3. Help the team become a high-performance team
It’s impossible for a team to become a growth-mindset team if it remains a mere working group rather than performing as a team. (We define a working group as a loose collection of individuals brought together by managers or other leaders to report on their respective businesses.)
Here are a few ways to encourage team development:
- Have teams set their goals on a regular basis.
- Allow teams the flexibility to learn for themselves how to best operate as a unit.
- Provide time, space and resources for teams to build relationships both inside and outside the work environment.
- Encourage teams to celebrate wins.
4. Give teams permission to fail
In a growth-mindset team, sometimes things won’t work as planned. But people won’t be open to more growth-mindset behaviors if they’re worried about repercussions. Brad Staats, of UNC Kenan-Flagler Business School, found overemphasis on success to be the main reason organizations don’t learn and grow — because focusing on success tends to lead to a fixed mindset. Encourage creativity and risk taking, and let the rest of the company see the process — not just the results.
One strategy that often works to create a culture of risk-taking is to approach products and platforms as perpetual beta. Because betas are viewed as work in progress, experimenting and innovating are viewed as part of the process. This gives the team permission to experiment and improve on the idea in stages, which is often how organizations see really big transformations.

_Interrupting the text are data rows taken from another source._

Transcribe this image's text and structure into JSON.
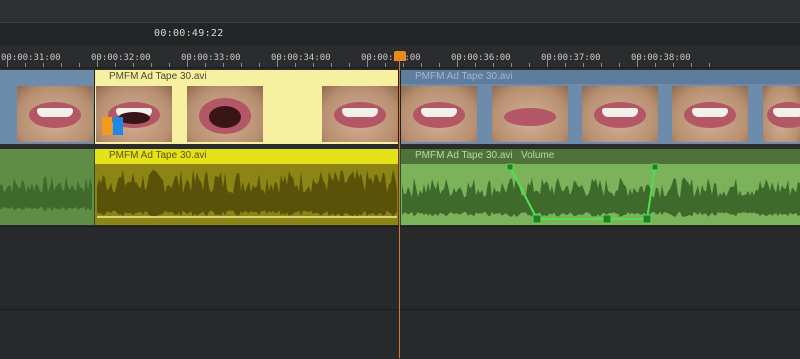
{
  "timecode": "00:00:49:22",
  "ruler": {
    "labels": [
      "00:00:31:00",
      "00:00:32:00",
      "00:00:33:00",
      "00:00:34:00",
      "00:00:35:00",
      "00:00:36:00",
      "00:00:37:00",
      "00:00:38:00"
    ]
  },
  "video_track": {
    "clips": [
      {
        "title": "PMFM Ad Tape 30.avi",
        "state": "selected"
      },
      {
        "title": "PMFM Ad Tape 30.avi",
        "state": "normal"
      }
    ]
  },
  "audio_track": {
    "clips": [
      {
        "title": "PMFM Ad Tape 30.avi",
        "state": "selected"
      },
      {
        "title": "PMFM Ad Tape 30.avi",
        "suffix": "Volume",
        "state": "normal"
      }
    ]
  },
  "colors": {
    "playhead": "#e88a1e",
    "selected_clip_header": "#f6f0a0",
    "video_clip": "#6d8bab",
    "audio_clip": "#7cb25a",
    "volume_line": "#4fe04f",
    "marker_orange": "#f29a1e",
    "marker_blue": "#1e88e5"
  }
}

As a leader, you already know that people are your biggest asset. When you build teams that are constantly moving forward with innovative thinking and agility, your employees become even more invaluable. This is the sweet spot — the place where your employees are engaged and the company sees the highest success. It doesn’t start with sophisticated technology or complicated processes. Success starts at the basics — building a growth-mindset team.